I like to think Uber is a great product in this regard. Anyone who commutes to work falls in their market. The hassle of getting a cab or sitting in crowded bus/train is replaced by the relief of hailing a cab directly at your doorstep. The app makes it so easy to find a cab and make payments cashless. Groggy people going to work every morning have one less thing to worry about, so definitely, they’ll pay for it. This gives Uber and other cab-hailing apps considerable pricing power.
So, why did the chicken cross the road?
Products that are performing well are able to attract better talent and gain their fair share of attention from financial backers looking to cash in on the opportunity. Just like when you go viral on Youtube with a comedy sketch that you made in your bedroom, you can find it easier to get someone to finance your first stage appearance — the products that you make can also attract some serious cash. Demonstration of a winning capacity is what people look for when they invest their time and money on.
Performing at your local comedy club may give you enough data to validate if you have what it takes to become a good comedian, but it will not make you the next Louis CK. For that you’ll need financial backing to scale up your performance and get widespread attention.

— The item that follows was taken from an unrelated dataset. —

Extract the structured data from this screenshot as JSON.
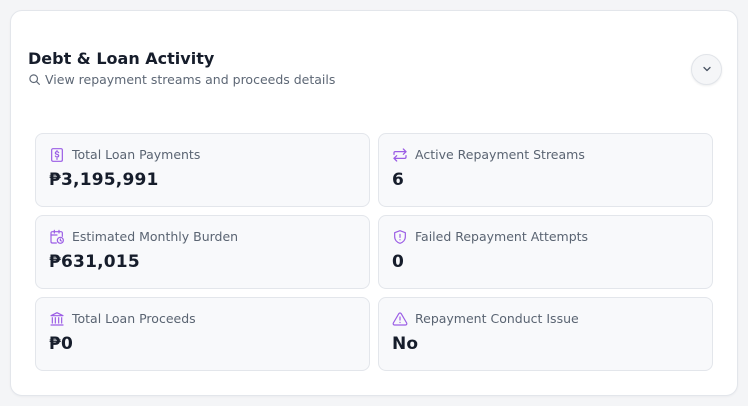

If you have a product/market fit, expanding your market also expands your horizons.
Why comedians though?
Funny you should ask that.
Well, you can choose as many performing arts as you want to make a guiding analogue for your product development ideology but I find the behavior of standup comics the best. Why? Because their main intention is to sell you laughter and they each have to differentiate really well from their competition to survive.
I don’t honestly believe in products that barely scratch an itch. They are replaceable and I might never develop feelings of loyalty for such a product. The holistic feeling of having your product appreciated by your users is what should always drive your business. Career comedians have a strong need to become famous otherwise they can never make enough money to support their families or satiate the artist within them. Growing is the end-game of every good product. And we all know that growth is never an accident.
It’s show business.
To conclude, I’d like to thank you for reading this post. Do you agree with my points? I’d love to talk more and learn what you think about this idea. You can always ping me here.